Prelude (Cornell University, patented) is the earliest summer fruiting variety available. The fruit is medium sized, round and firm with good flavor. It is very resistant to Phytophthora root rot and has good cold hardiness. A moderate fall crop is large enough to warrant double cropping. It is the best early season variety available for the Northeast.

Canby (Oregon) canes are tall, nearly spineless and moderately productive. The fruit ripens mid-season, is medium to large in size, firm and bright red with excellent flavor. It has moderate to poor cold hardiness, and buds may winter kill in cold climates. It is susceptible to Phytophthora root rot.

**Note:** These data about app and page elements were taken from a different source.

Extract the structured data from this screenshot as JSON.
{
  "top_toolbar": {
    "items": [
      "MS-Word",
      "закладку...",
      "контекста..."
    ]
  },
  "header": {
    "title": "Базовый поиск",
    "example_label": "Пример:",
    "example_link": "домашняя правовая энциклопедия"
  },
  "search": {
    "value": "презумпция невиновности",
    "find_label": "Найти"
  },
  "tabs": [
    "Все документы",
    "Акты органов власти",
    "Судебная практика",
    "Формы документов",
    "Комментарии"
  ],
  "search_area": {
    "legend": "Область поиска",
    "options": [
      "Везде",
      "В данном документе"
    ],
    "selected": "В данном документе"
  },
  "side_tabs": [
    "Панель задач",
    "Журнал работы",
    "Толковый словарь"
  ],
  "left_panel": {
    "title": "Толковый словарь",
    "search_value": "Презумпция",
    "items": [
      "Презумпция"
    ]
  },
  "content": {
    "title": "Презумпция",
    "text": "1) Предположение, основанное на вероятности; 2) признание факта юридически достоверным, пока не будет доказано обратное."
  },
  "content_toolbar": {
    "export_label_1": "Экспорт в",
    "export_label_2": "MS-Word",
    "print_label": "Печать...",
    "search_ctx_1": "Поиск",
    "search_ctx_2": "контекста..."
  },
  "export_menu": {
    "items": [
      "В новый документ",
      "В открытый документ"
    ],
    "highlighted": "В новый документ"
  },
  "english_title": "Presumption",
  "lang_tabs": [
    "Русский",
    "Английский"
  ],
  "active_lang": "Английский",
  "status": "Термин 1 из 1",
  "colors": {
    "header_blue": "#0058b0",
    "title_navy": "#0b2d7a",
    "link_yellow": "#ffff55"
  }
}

Nova (Nova Scotia) is vigorous and upright with long, fruiting laterals. The canes have very few spines. The fruit ripens in mid-season and is medium sized, bright red, firm and somewhat acidic in taste. It is considered to have better than average shelf life. The plants are very hardy and appear to resist most common cane diseases, including rust. It will set a late fall crop.

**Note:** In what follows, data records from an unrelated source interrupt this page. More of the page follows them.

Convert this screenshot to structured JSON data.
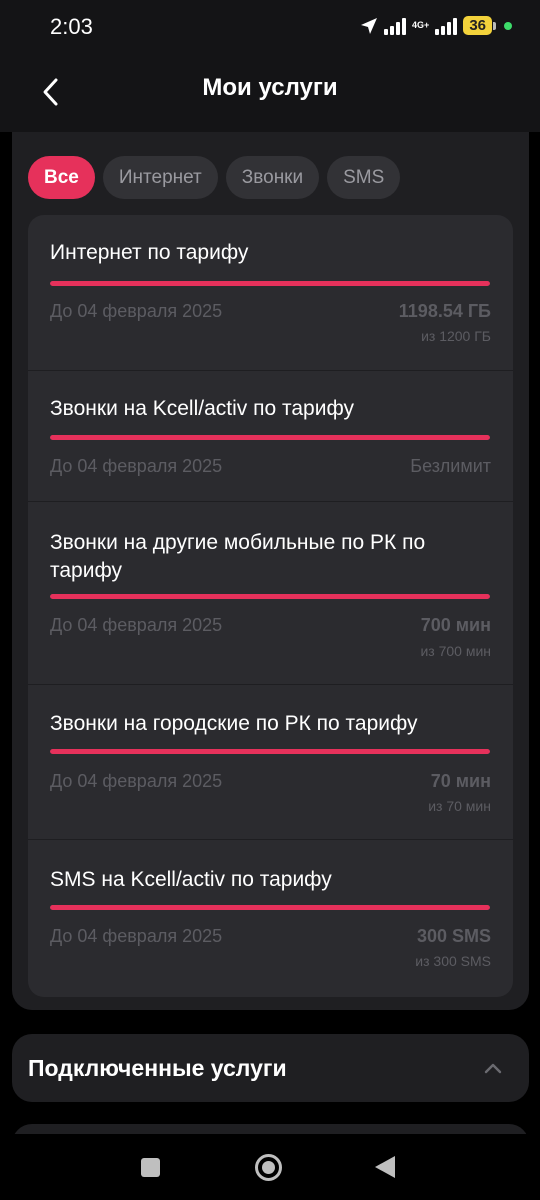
{
  "status": {
    "time": "2:03",
    "network": "4G+",
    "battery": "36"
  },
  "header": {
    "title": "Мои услуги"
  },
  "filters": [
    "Все",
    "Интернет",
    "Звонки",
    "SMS"
  ],
  "services": [
    {
      "title": "Интернет по тарифу",
      "date": "До 04 февраля 2025",
      "amount": "1198.54 ГБ",
      "of": "из 1200 ГБ",
      "progress": 0.999
    },
    {
      "title": "Звонки на Kcell/activ по тарифу",
      "date": "До 04 февраля 2025",
      "amount": "Безлимит",
      "of": "",
      "progress": 1.0
    },
    {
      "title": "Звонки на другие мобильные по РК по тарифу",
      "date": "До 04 февраля 2025",
      "amount": "700 мин",
      "of": "из 700 мин",
      "progress": 1.0
    },
    {
      "title": "Звонки на городские по РК по тарифу",
      "date": "До 04 февраля 2025",
      "amount": "70 мин",
      "of": "из 70 мин",
      "progress": 1.0
    },
    {
      "title": "SMS на Kcell/activ по тарифу",
      "date": "До 04 февраля 2025",
      "amount": "300 SMS",
      "of": "из 300 SMS",
      "progress": 1.0
    }
  ],
  "connected": {
    "title": "Подключенные услуги"
  },
  "colors": {
    "accent": "#e6315b",
    "card": "#2b2b2f",
    "background": "#000000"
  }
}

Titan (Cornell University, patented) produces large canes with very few spines with suckers that emerge mostly from the crown, so it is slow to spread. It is susceptible to crown gall and Phytophthora root rot but is extremely productive. Fruits ripen mid to late season and are extremely large and dull red, with mild flavor. Berries are difficult to pick unless fully ripe. With only fair hardiness, Titan is for moderate climates. It is resistant to the raspberry aphid vector of mosaic virus complex.

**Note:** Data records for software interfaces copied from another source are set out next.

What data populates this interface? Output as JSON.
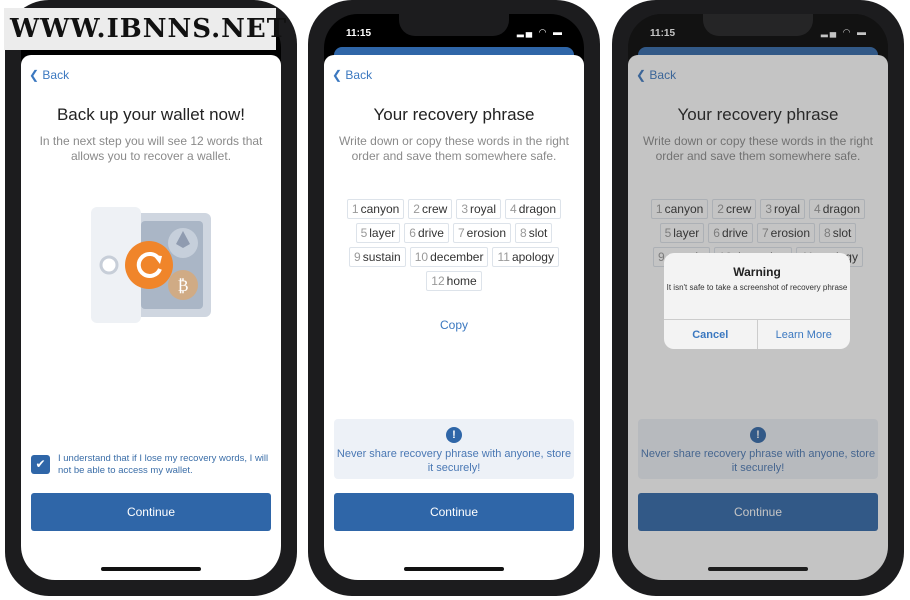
{
  "watermark": "WWW.IBNNS.NET",
  "status": {
    "time": "11:15",
    "icons": "signal wifi battery"
  },
  "screen1": {
    "back": "Back",
    "title": "Back up your wallet now!",
    "subtitle": "In the next step you will see 12 words that allows you to recover a wallet.",
    "checkbox_checked": true,
    "checkbox_label": "I understand that if I lose my recovery words, I will not be able to access my wallet.",
    "continue": "Continue"
  },
  "screen2": {
    "back": "Back",
    "title": "Your recovery phrase",
    "subtitle": "Write down or copy these words in the right order and save them somewhere safe.",
    "copy": "Copy",
    "notice": "Never share recovery phrase with anyone, store it securely!",
    "continue": "Continue"
  },
  "words": [
    {
      "n": "1",
      "w": "canyon"
    },
    {
      "n": "2",
      "w": "crew"
    },
    {
      "n": "3",
      "w": "royal"
    },
    {
      "n": "4",
      "w": "dragon"
    },
    {
      "n": "5",
      "w": "layer"
    },
    {
      "n": "6",
      "w": "drive"
    },
    {
      "n": "7",
      "w": "erosion"
    },
    {
      "n": "8",
      "w": "slot"
    },
    {
      "n": "9",
      "w": "sustain"
    },
    {
      "n": "10",
      "w": "december"
    },
    {
      "n": "11",
      "w": "apology"
    },
    {
      "n": "12",
      "w": "home"
    }
  ],
  "screen3": {
    "back": "Back",
    "title": "Your recovery phrase",
    "subtitle": "Write down or copy these words in the right order and save them somewhere safe.",
    "notice": "Never share recovery phrase with anyone, store it securely!",
    "continue": "Continue",
    "dialog": {
      "title": "Warning",
      "message": "It isn't safe to take a screenshot of recovery phrase",
      "cancel": "Cancel",
      "learn_more": "Learn More"
    }
  },
  "colors": {
    "accent": "#2f66a8",
    "refresh_badge": "#f0852a"
  }
}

Encore (Cornell University, patented) is one of the latest summer fruiting raspberry varieties available. It produces large, firm, slightly conical berries with very good, sweet flavor. The fruit quality is considered very good. It is moderately susceptible to Phytophthora root rot and has good cold hardiness.

K81-6 (Nova Scotia) produces canes that are medium tall with spines only at the base. The fruit is very large with good flavor that ripens very late summer with average firmness. It is resistant to late yellow rust but is susceptible to leaf curl virus and raspberry fire blight. Hardiness is judged adequate for most areas.

Black raspberries

Black Hawk (Iowa State University) fruit is small and glossy with good firmness. Plants are vigorous, similar to wild types. The canes are relatively hardy, and resistant to anthracnose. Yields are moderate. This variety is generally falling out of favor due to its small fruit and wild growth habit.

Bristol (Cornell University) fruit is medium to large and firm, with excellent flavor. Plants are vigorous, high yielding for black raspberry and hardy. It is susceptible to anthracnose and tolerant to powdery mildew.

Haut (USDA-ARS, Maryland) fruit is large sized but soft. The dark shiny black color makes them very attractive. It ripens over a long period producing good yields. The plants are vigorous and upright with good productivity.

Jewel (Cornell University) fruit is large, firm, glossy and flavorful. Plants are vigorous, erect, hardy and productive. This variety appears to be more disease resistant than others including resistance to anthracnose.

Mac Black (Michigan) ripens medium large berries seven to 10 days later than most varieties. The fruit is large, moderately firm and flavorful. The canes are vigorous, erect and hardy.

Purple raspberries

Brandywine (Cornell University) ripens later than most red varieties and is large, reddish-purple and quite tart. Berries are best used for processing. This is a high yielding variety. Canes are very tall with prominent thorns, and suckers grow only from the crown so the plant will not spread. It is susceptible to crown gall but partially resistant to many other diseases.

Royalty (Cornell University, patented) is the most widely planted purple variety. Fruit ripen late and are large and reddish-purple to dull purple when fully ripe. Berries tend to be soft but sweet and flavorful when eaten fresh. It is excellent for processing and can be harvested when fruit is red for fresh eating. Canes are tall and vigorous, with thorns, and are extremely productive. Royalty is immune to the large raspberry aphid, which decreases the probability of mosaic virus infection, but is susceptible to crown gall.

The author is vegetable and berry specialist with University of Vermont Extension based at the Brattleboro office. Comment or question? Visit www.farmingforumsite.com and join in the discussions.